And, again, over half -- most of them said they -- that their care was timely.
So, again, it's interesting what data versus -- because I think you will always have some people who don't get what they need. But when you have data, it allows you to put it in context.
And I think the sad part of that is that the folks who apparently need the services, who do commit suicide aren't getting what they needed.
Yeah. Yeah. Exactly. It should be 100 percent.
(Inaudible) here today.
Before we adjourn our hearing this afternoon, I'd like to turn your attention to the monitors for an airing of the VA's latest public service announcement assisting and addressing suicide prevention.
I have never been the type to ask for help. But I had enough.
Thank you for calling the Veterans Crisis Line. How can I help you?
Life still has its challenges. But my family and I can deal with them better now.
Veterans Crisis Line. It's your call.
And I think our message here today with our hearing is that to any servicemember, veteran or civilian loved one listening today, suicide is never the right answer. If you are hurting, hope and help are available to you at any time. Please call the VA crisis hotline number at 1800-273-TALK and press one if you are a veteran.
And with this, I ask unanimous consent that all of the members have five legislative days to revise and extend the remarks and included any extraneous material. Without objections, so ordered.
I want to thank all of you again to our first panel and our second panel for being here today and for all of the members of the audience for joining today's conversation.
As I mentioned earlier, this is just the beginning of a very important conversation and we will work to get DOD and the National Institute of Mental Health in here along with -- it was suggested by some of my colleagues that we get Secretary Shinseki and Panetta in here for a hearing as well.

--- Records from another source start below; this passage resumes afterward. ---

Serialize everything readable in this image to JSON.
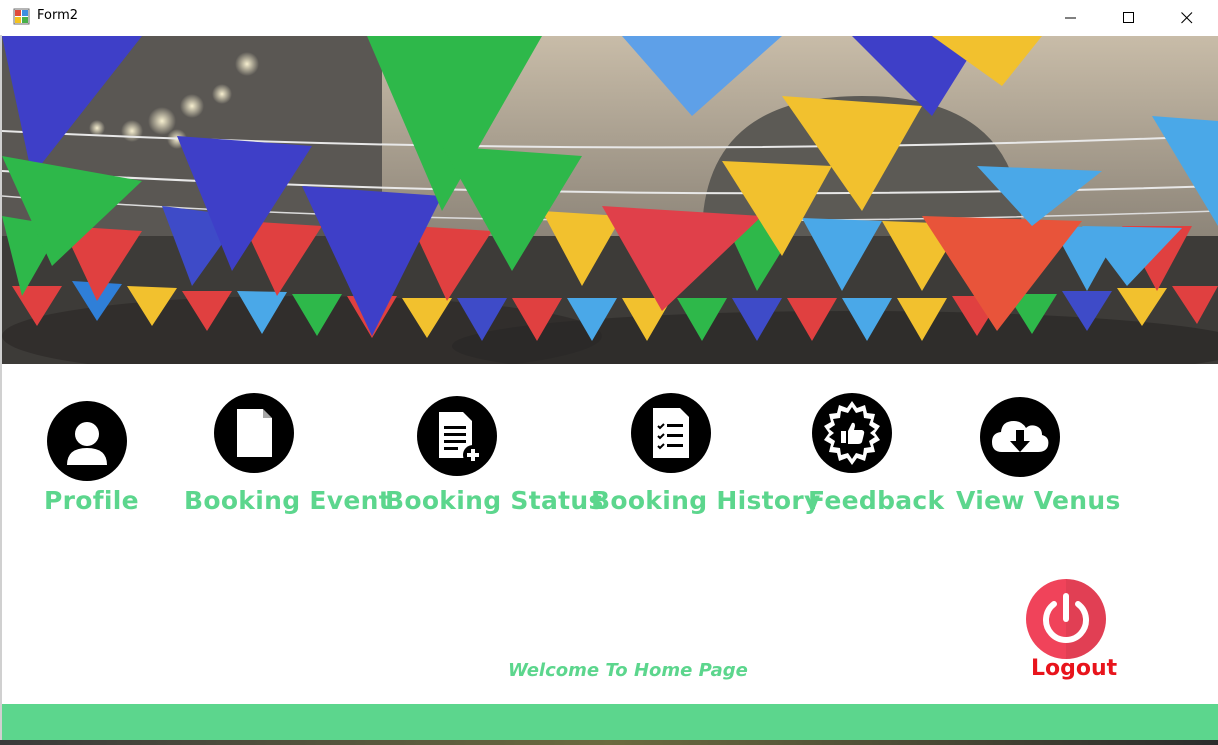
{
  "window": {
    "title": "Form2"
  },
  "menu": {
    "items": [
      {
        "label": "Profile",
        "icon": "user-icon"
      },
      {
        "label": "Booking Event",
        "icon": "document-icon"
      },
      {
        "label": "Booking Status",
        "icon": "document-add-icon"
      },
      {
        "label": "Booking History",
        "icon": "checklist-icon"
      },
      {
        "label": "Feedback",
        "icon": "thumbs-up-badge-icon"
      },
      {
        "label": "View Venus",
        "icon": "cloud-download-icon"
      }
    ]
  },
  "welcome_text": "Welcome To Home Page",
  "logout": {
    "label": "Logout",
    "icon": "power-icon"
  },
  "colors": {
    "accent": "#5cd68d",
    "logout": "#f0435a",
    "logout_text": "#e8141c"
  }
}
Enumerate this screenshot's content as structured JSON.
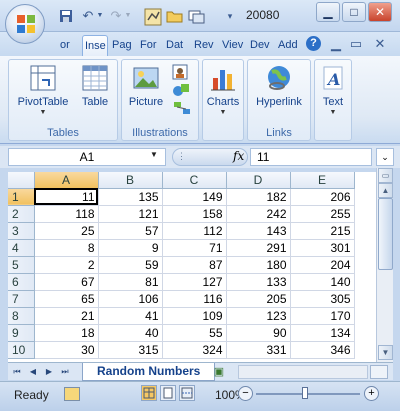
{
  "window": {
    "title": "20080"
  },
  "quick_access": {
    "icons": [
      "save-icon",
      "undo-icon",
      "redo-icon",
      "toolbar-icon",
      "open-icon",
      "window-icon",
      "customize-arrow-icon"
    ]
  },
  "tabs": [
    {
      "label": "or"
    },
    {
      "label": "Inse"
    },
    {
      "label": "Pag"
    },
    {
      "label": "For"
    },
    {
      "label": "Dat"
    },
    {
      "label": "Rev"
    },
    {
      "label": "Viev"
    },
    {
      "label": "Dev"
    },
    {
      "label": "Add"
    }
  ],
  "ribbon": {
    "groups": {
      "tables": {
        "label": "Tables",
        "pivottable": "PivotTable",
        "table": "Table"
      },
      "illustrations": {
        "label": "Illustrations",
        "picture": "Picture"
      },
      "charts": {
        "label": "",
        "charts": "Charts"
      },
      "links": {
        "label": "Links",
        "hyperlink": "Hyperlink"
      },
      "text": {
        "label": "",
        "text": "Text"
      }
    }
  },
  "formula_bar": {
    "name_box": "A1",
    "fx": "fx",
    "value": "11"
  },
  "grid": {
    "columns": [
      "A",
      "B",
      "C",
      "D",
      "E"
    ],
    "rows": [
      {
        "row": "1",
        "cells": [
          "11",
          "135",
          "149",
          "182",
          "206"
        ]
      },
      {
        "row": "2",
        "cells": [
          "118",
          "121",
          "158",
          "242",
          "255"
        ]
      },
      {
        "row": "3",
        "cells": [
          "25",
          "57",
          "112",
          "143",
          "215"
        ]
      },
      {
        "row": "4",
        "cells": [
          "8",
          "9",
          "71",
          "291",
          "301"
        ]
      },
      {
        "row": "5",
        "cells": [
          "2",
          "59",
          "87",
          "180",
          "204"
        ]
      },
      {
        "row": "6",
        "cells": [
          "67",
          "81",
          "127",
          "133",
          "140"
        ]
      },
      {
        "row": "7",
        "cells": [
          "65",
          "106",
          "116",
          "205",
          "305"
        ]
      },
      {
        "row": "8",
        "cells": [
          "21",
          "41",
          "109",
          "123",
          "170"
        ]
      },
      {
        "row": "9",
        "cells": [
          "18",
          "40",
          "55",
          "90",
          "134"
        ]
      },
      {
        "row": "10",
        "cells": [
          "30",
          "315",
          "324",
          "331",
          "346"
        ]
      }
    ],
    "active_cell": "A1"
  },
  "sheets": {
    "active": "Random Numbers"
  },
  "status_bar": {
    "ready": "Ready",
    "zoom": "100%",
    "zoom_minus": "−",
    "zoom_plus": "+"
  },
  "colors": {
    "accent": "#15428b",
    "selected_header": "#f1c15f",
    "ribbon_bg": "#dfe9f5"
  }
}
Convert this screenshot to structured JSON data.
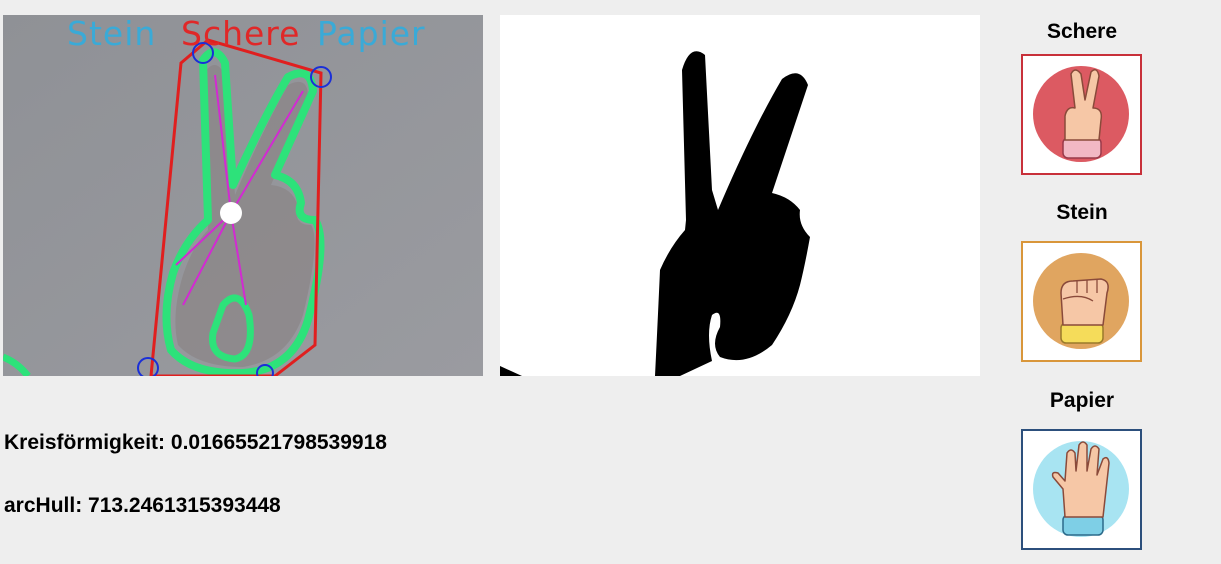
{
  "camera": {
    "overlay_labels": [
      {
        "text": "Stein",
        "color": "#3aaad7"
      },
      {
        "text": "Schere",
        "color": "#e02828"
      },
      {
        "text": "Papier",
        "color": "#3aaad7"
      }
    ]
  },
  "stats": {
    "circularity_label": "Kreisförmigkeit:",
    "circularity_value": "0.01665521798539918",
    "archull_label": "arcHull:",
    "archull_value": "713.2461315393448"
  },
  "choices": [
    {
      "label": "Schere",
      "icon": "scissors-hand-icon",
      "border_color": "#c8303a",
      "circle_color": "#dc5a62"
    },
    {
      "label": "Stein",
      "icon": "fist-hand-icon",
      "border_color": "#d9963a",
      "circle_color": "#e0a560"
    },
    {
      "label": "Papier",
      "icon": "open-hand-icon",
      "border_color": "#2c4f7c",
      "circle_color": "#a8e4f2"
    }
  ]
}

So, we will continue this conversation. It is of the outmost importance and our veterans deserve that.
Before we adjourn I would just like to always ask you to remember the men and women who serve our nation so valiantly and keep us safe. And to all of our veterans, this is a good opportunity to thank them for their service.
To any veteran in the room today, thank you very much for your service to this nation.
And with that, our hearing is adjourned.
List of Panel Members and Witnesses PANEL MEMBERS:
REP. ANN MARIE BUERKLE, R-N.Y. CHAIRWOMAN
REP. CLIFF STEARNS, R-FLA.
REP. PHIL ROE, R-TENN.
REP. GUS BILIRAKIS, R-FLA.
REP. DAN BENISHEK, R-MICH.
REP. JEFF DENHAM, R-CALIF.
REP. JON RUNYAN, R-N.J.
REP. JEFF MILLER, R-FLA. EX OFFICIO
REP. MICHAEL H. MICHAUD, D-MAINE, RANKING MEMBER
REP. CORRINE BROWN, D-FLA.
REP. JOE DONNELLY, D-IND.
REP. RUSS CARNAHAN, D-MO.
REP. SILVESTRE REYES, D-TEXAS
REP. BOB FILNER, D-CALIF. EX OFFICIO
RETIRED NAVY CMDR. RENE CAMPOS, DEPUTY DIRECTOR FOR GOVERNMENT RELATIONS, MILITARY OFFICERS ASSOCIATION OF AMERICA
TOM TARANTINO, SENIOR LEGISLATIVE ASSOCIATE, IRAQ AND AFGHANISTAN VETERANS OF AMERICA
THOMAS BERGER, EXECUTIVE DIRECTOR, VETERANS HEALTH COUNCIL VIETNAM VETERANS OF AMERICA
JOY ILEM, DEPUTY NATIONAL LEGISLATIVE DIRECTOR, DISABLED AMERICAN VETERANS
MARGARET HARRELL, SENIOR FELLOW AND DIRECTOR, JOINING FORCES INITIATIVE CENTER FOR A NEW AMERICAN SECURITY
KATHERINE WATKINS, SENIOR NATURAL SCIENTIST, RAND CORPORATION
JANET KEMP, NATIONAL SUICIDE PREVENTION COORDINATOR, VETERANS HEALTH ADMINISTRATION
ANTOINETTE ZEISS, CHIEF CONSULTANT FOR MENTAL HEALTH, VETERANS HEALTH ADMINISTRATION
COL. CARL CASTRO, DIRECTOR, MILITARY OPERATIONAL MEDICINE RESEARCH PROGRAM RESEARCH AREA DIRECTORATE III, U.S. ARMY MEDICAL RESEARCH AND MATERIAL COMMAND